The Australian Institute of Criminology, an independent government research centre, told senators yesterday evening it was working to reduce its reporting period from annually to less than six months in order to offer more up-to-date figures.
Greens senator Lidia Thorpe said deaths could sometimes take years before they were officially included in the statistics and a move to real-time reporting was needed. Read more about that here.
Today also signals the start of National Reconciliation Week and the anniversary of the parliamentary tabling of the Bringing Them Home report in 1997.
The Stolen Generations Council of NSW and ACT are reported by AAP as saying the forced removal of Aboriginal and Torres Strait Island children from their families and communities must never be repeated and the hardships endured should never be forgotten.
The organisation noted the number of Aboriginal children in out-of-home care continues to increase and is set to double by 2029.
There is still much work to be done.

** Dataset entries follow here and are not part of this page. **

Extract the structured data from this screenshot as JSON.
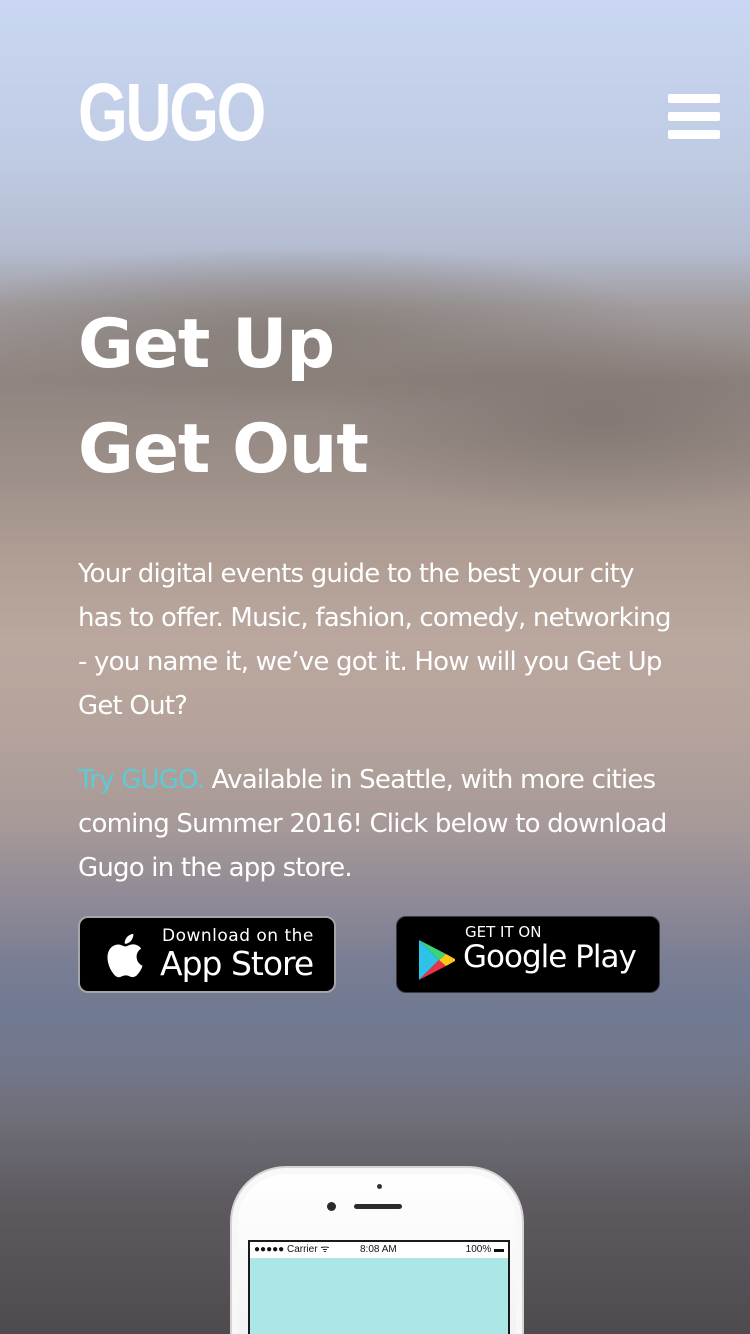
{
  "header": {
    "logo": "GUGO",
    "menu_icon": "hamburger-menu-icon"
  },
  "hero": {
    "headline_line1": "Get Up",
    "headline_line2": "Get Out",
    "description": "Your digital events guide to the best your city has to offer. Music, fashion, comedy, networking - you name it, we’ve got it. How will you Get Up Get Out?",
    "cta_link": "Try GUGO.",
    "cta_text": " Available in Seattle, with more cities coming Summer 2016! Click below to download Gugo in the app store."
  },
  "badges": {
    "apple": {
      "small": "Download on the",
      "big": "App Store",
      "icon": "apple-icon"
    },
    "google": {
      "small": "GET IT ON",
      "big": "Google Play",
      "icon": "google-play-icon"
    }
  },
  "phone": {
    "carrier": "●●●●● Carrier ᯤ",
    "time": "8:08 AM",
    "battery": "100% ▬"
  },
  "colors": {
    "accent": "#5ccbd6",
    "text": "#ffffff",
    "badge_bg": "#000000",
    "phone_screen": "#ade6e6"
  }
}
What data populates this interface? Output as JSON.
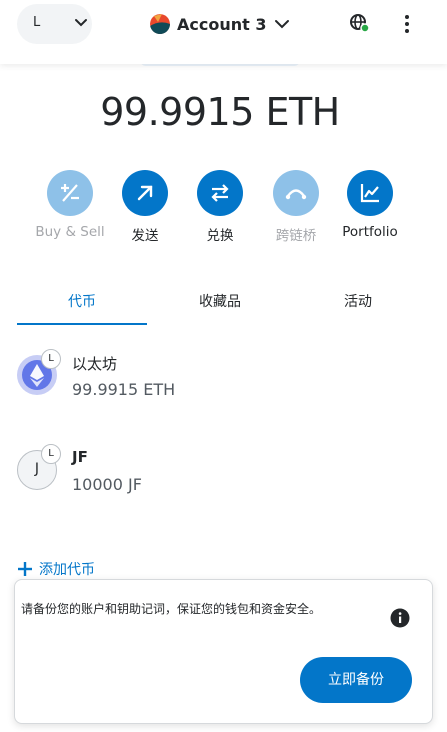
{
  "header": {
    "network_letter": "L",
    "account_name": "Account 3"
  },
  "balance": "99.9915 ETH",
  "actions": [
    {
      "label": "Buy & Sell",
      "enabled": false
    },
    {
      "label": "发送",
      "enabled": true
    },
    {
      "label": "兑换",
      "enabled": true
    },
    {
      "label": "跨链桥",
      "enabled": false
    },
    {
      "label": "Portfolio",
      "enabled": true
    }
  ],
  "tabs": [
    {
      "label": "代币",
      "active": true
    },
    {
      "label": "收藏品",
      "active": false
    },
    {
      "label": "活动",
      "active": false
    }
  ],
  "tokens": [
    {
      "name": "以太坊",
      "balance": "99.9915 ETH",
      "icon": "ethereum-icon",
      "badge": "L"
    },
    {
      "name": "JF",
      "balance": "10000 JF",
      "icon_letter": "J",
      "badge": "L"
    }
  ],
  "add_token_label": "添加代币",
  "backup_banner": {
    "text": "请备份您的账户和钥助记词，保证您的钱包和资金安全。",
    "button_label": "立即备份"
  },
  "colors": {
    "accent": "#0376c9",
    "accent_disabled": "#8ec1e8",
    "text": "#24272a",
    "muted": "#a5a7ab"
  }
}
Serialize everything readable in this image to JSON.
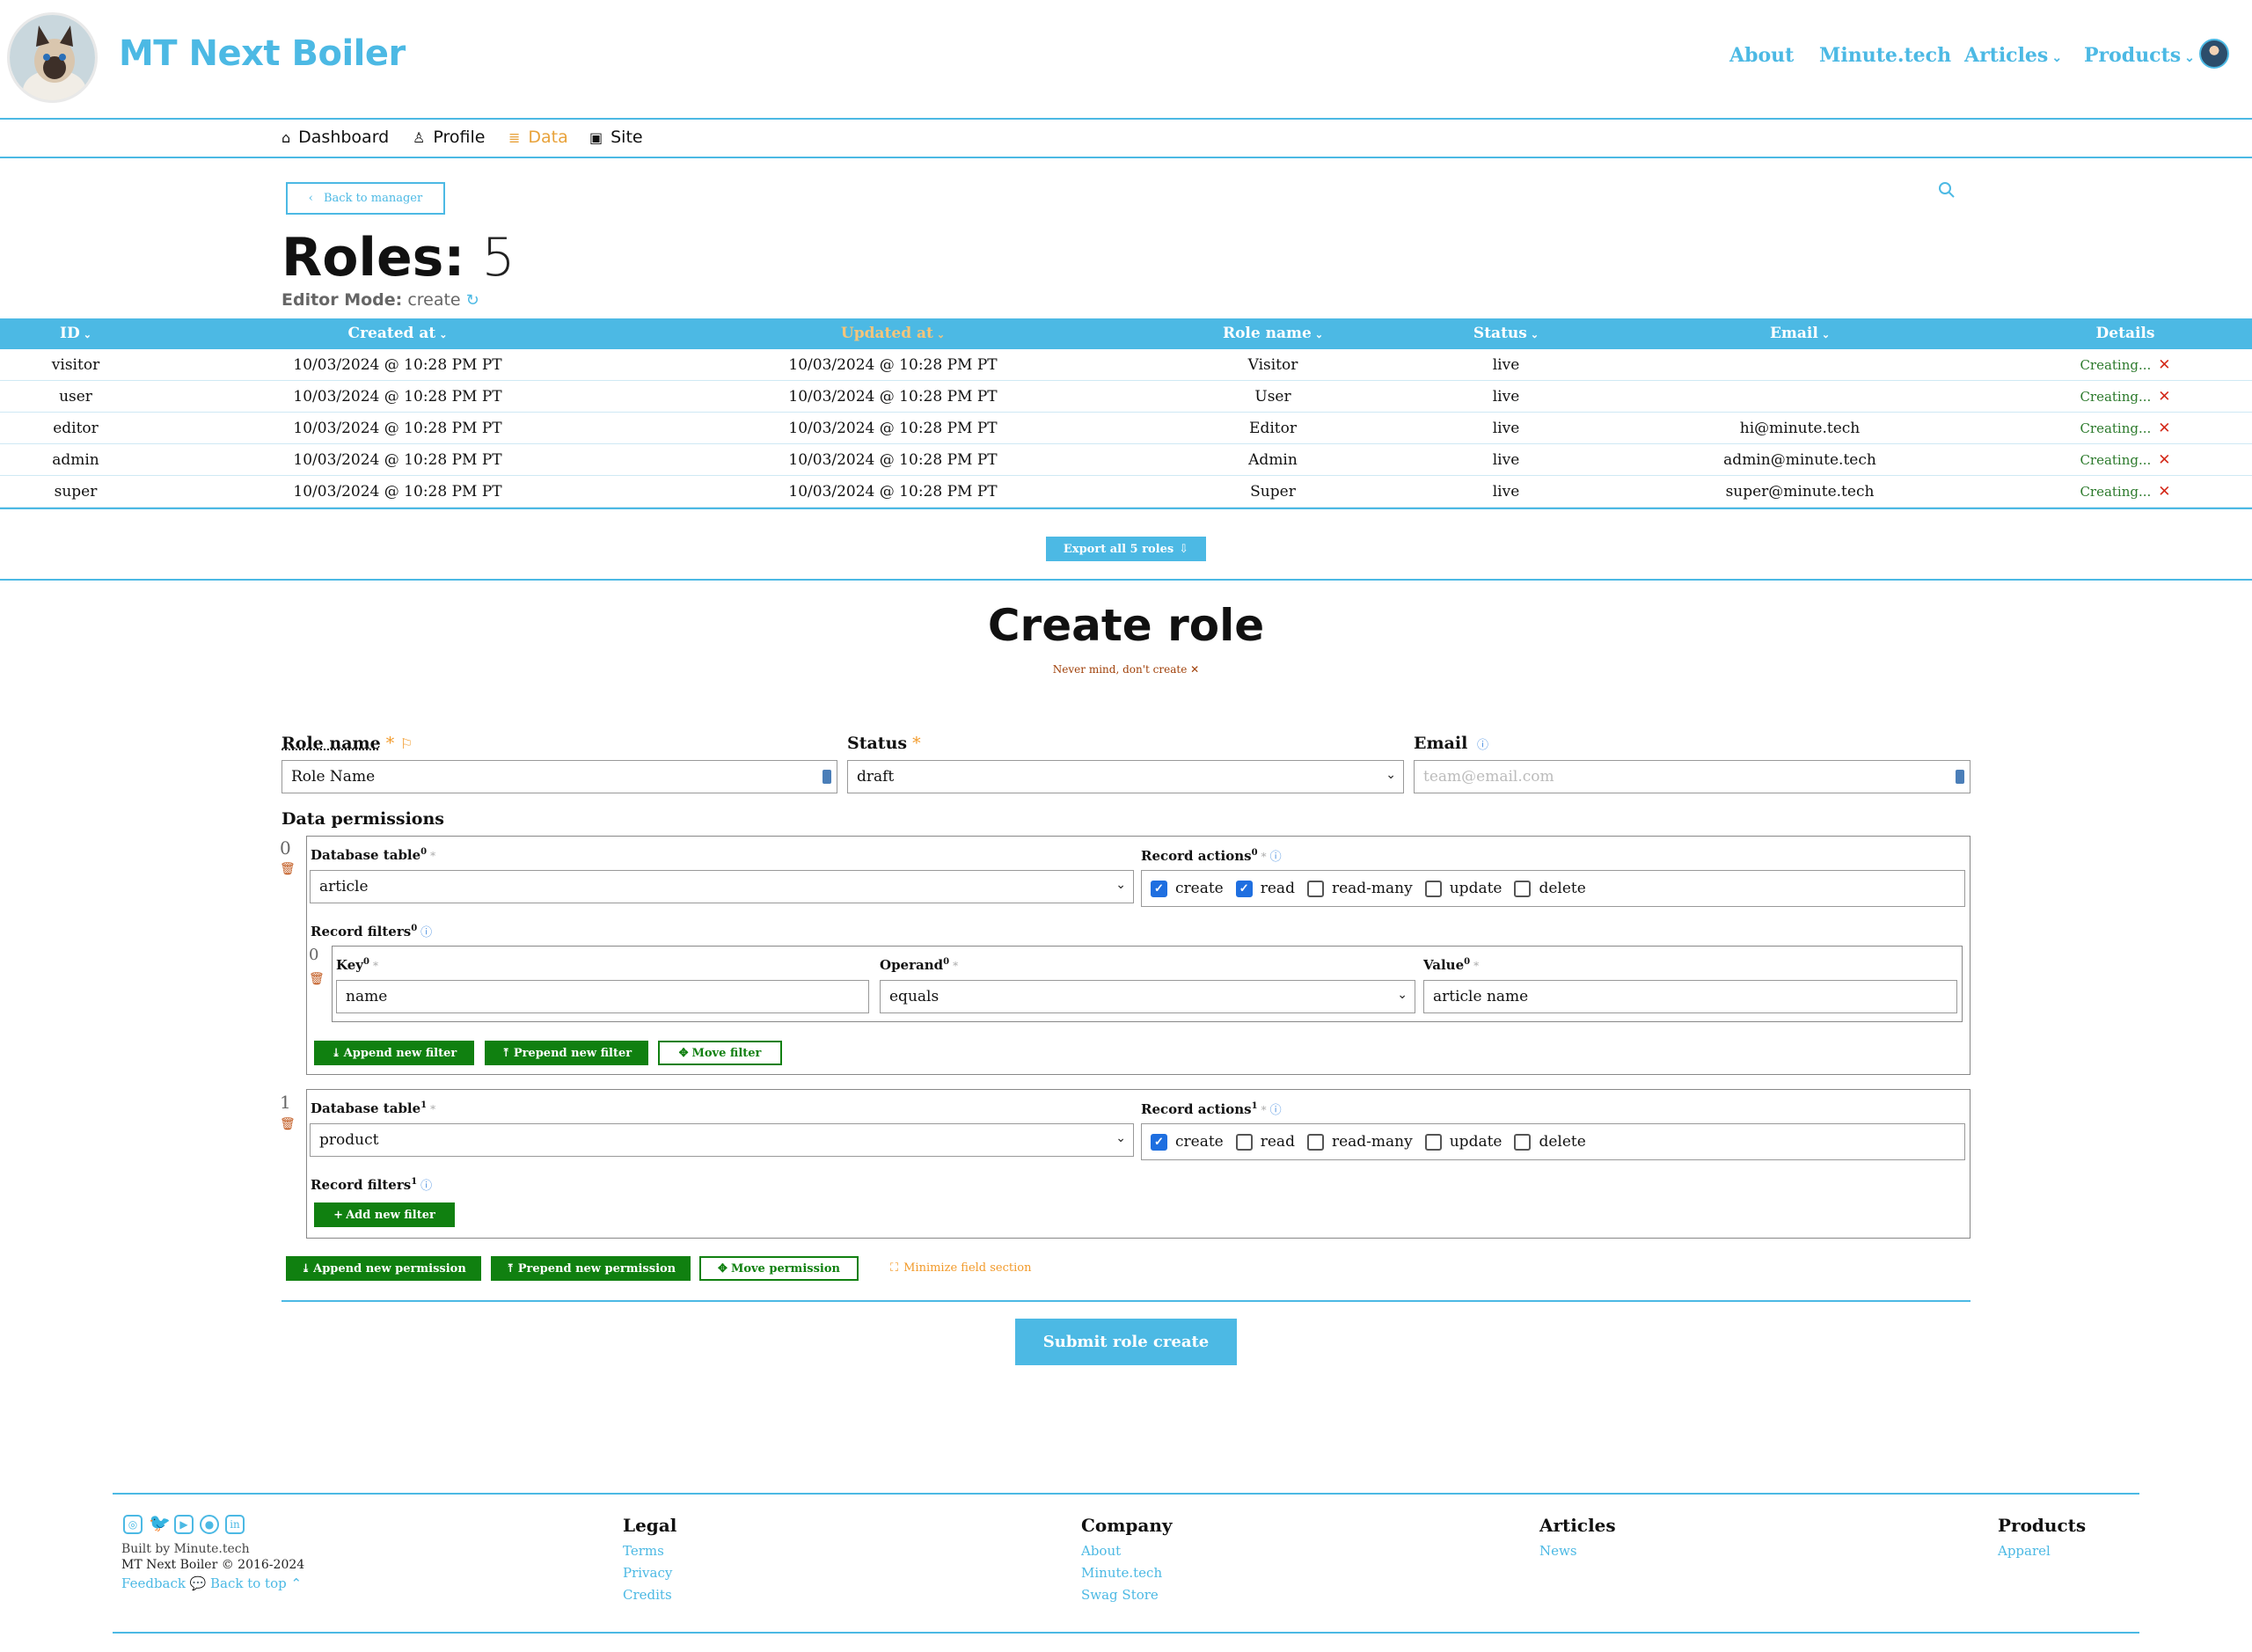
{
  "header": {
    "brand": "MT Next Boiler",
    "nav": [
      {
        "label": "About"
      },
      {
        "label": "Minute.tech"
      },
      {
        "label": "Articles",
        "chevron": "⌄"
      },
      {
        "label": "Products",
        "chevron": "⌄"
      }
    ]
  },
  "subnav": [
    {
      "icon": "home-icon",
      "label": "Dashboard"
    },
    {
      "icon": "user-icon",
      "label": "Profile"
    },
    {
      "icon": "database-icon",
      "label": "Data",
      "active": true
    },
    {
      "icon": "site-icon",
      "label": "Site"
    }
  ],
  "back_button": "Back to manager",
  "roles": {
    "title": "Roles:",
    "count": "5",
    "editor_mode_label": "Editor Mode:",
    "editor_mode_value": "create"
  },
  "table": {
    "columns": [
      "ID",
      "Created at",
      "Updated at",
      "Role name",
      "Status",
      "Email",
      "Details"
    ],
    "rows": [
      [
        "visitor",
        "10/03/2024 @ 10:28 PM PT",
        "10/03/2024 @ 10:28 PM PT",
        "Visitor",
        "live",
        "",
        "Creating..."
      ],
      [
        "user",
        "10/03/2024 @ 10:28 PM PT",
        "10/03/2024 @ 10:28 PM PT",
        "User",
        "live",
        "",
        "Creating..."
      ],
      [
        "editor",
        "10/03/2024 @ 10:28 PM PT",
        "10/03/2024 @ 10:28 PM PT",
        "Editor",
        "live",
        "hi@minute.tech",
        "Creating..."
      ],
      [
        "admin",
        "10/03/2024 @ 10:28 PM PT",
        "10/03/2024 @ 10:28 PM PT",
        "Admin",
        "live",
        "admin@minute.tech",
        "Creating..."
      ],
      [
        "super",
        "10/03/2024 @ 10:28 PM PT",
        "10/03/2024 @ 10:28 PM PT",
        "Super",
        "live",
        "super@minute.tech",
        "Creating..."
      ]
    ]
  },
  "export_button": "Export all 5 roles",
  "create": {
    "title": "Create role",
    "nevermind": "Never mind, don't create",
    "role_name_label": "Role name",
    "role_name_value": "Role Name",
    "status_label": "Status",
    "status_value": "draft",
    "email_label": "Email",
    "email_placeholder": "team@email.com",
    "data_permissions_label": "Data permissions",
    "permissions": [
      {
        "index": "0",
        "db_table_label": "Database table",
        "db_table_value": "article",
        "record_actions_label": "Record actions",
        "actions": [
          {
            "label": "create",
            "checked": true
          },
          {
            "label": "read",
            "checked": true
          },
          {
            "label": "read-many",
            "checked": false
          },
          {
            "label": "update",
            "checked": false
          },
          {
            "label": "delete",
            "checked": false
          }
        ],
        "record_filters_label": "Record filters",
        "filters": [
          {
            "index": "0",
            "key_label": "Key",
            "key_value": "name",
            "operand_label": "Operand",
            "operand_value": "equals",
            "value_label": "Value",
            "value_value": "article name"
          }
        ]
      },
      {
        "index": "1",
        "db_table_label": "Database table",
        "db_table_value": "product",
        "record_actions_label": "Record actions",
        "actions": [
          {
            "label": "create",
            "checked": true
          },
          {
            "label": "read",
            "checked": false
          },
          {
            "label": "read-many",
            "checked": false
          },
          {
            "label": "update",
            "checked": false
          },
          {
            "label": "delete",
            "checked": false
          }
        ],
        "record_filters_label": "Record filters",
        "filters": []
      }
    ],
    "append_filter": "Append new filter",
    "prepend_filter": "Prepend new filter",
    "move_filter": "Move filter",
    "add_filter": "Add new filter",
    "append_permission": "Append new permission",
    "prepend_permission": "Prepend new permission",
    "move_permission": "Move permission",
    "minimize": "Minimize field section",
    "submit": "Submit role create"
  },
  "footer": {
    "built_by": "Built by Minute.tech",
    "copyright": "MT Next Boiler © 2016-2024",
    "feedback": "Feedback",
    "back_to_top": "Back to top",
    "columns": [
      {
        "title": "Legal",
        "links": [
          "Terms",
          "Privacy",
          "Credits"
        ]
      },
      {
        "title": "Company",
        "links": [
          "About",
          "Minute.tech",
          "Swag Store"
        ]
      },
      {
        "title": "Articles",
        "links": [
          "News"
        ]
      },
      {
        "title": "Products",
        "links": [
          "Apparel"
        ]
      }
    ]
  },
  "colors": {
    "accent": "#4cb9e4",
    "active_nav": "#e8a23a",
    "green": "#108010",
    "danger": "#d42a1a"
  }
}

But there's good news too.
In NSW's north east, youth advocate and proud Indigenous leader Marc Sutherland is working to become Tamworth Regional Council's first Aboriginal councillor. Subscribers of the Northern Daily Leader can read all about him here.
In the state's north west, Gomeroi woman Kerrie Saunders credits TAFE NSW for helping her reconnect with country and find a new sense of belonging.
The 47-year-old was working part-time at Woolaway Wines, tending the vegetable garden for owner Andrew Amos, when she enrolled in a Certificate II in Horticulture to learn more about plants. Read her great story here.
And in Melbourne, an Aboriginal kinder that teaches Indigenous languages, dancing, and stories is at capacity as children learn about their heritage.
In case you are interested in filtering all the latest down to just one late afternoon read, why not sign up for The Informer newsletter?
More stuff happening around Australia ...
- Many kids still 'out-of-home' on Sorry Day
- Melbourne cluster case was at AFL game
- A photographer's tips on how to capture the Blood Moon
- Qld braces for more possible blackouts
- A collector's dream with 32,000 film and sound archive items up for grabs
- Vic electric vehicle tax passes parliament
- Climate action urged even if it comes at 'significant cost'
- Nine-week-old pup sells for more than $13K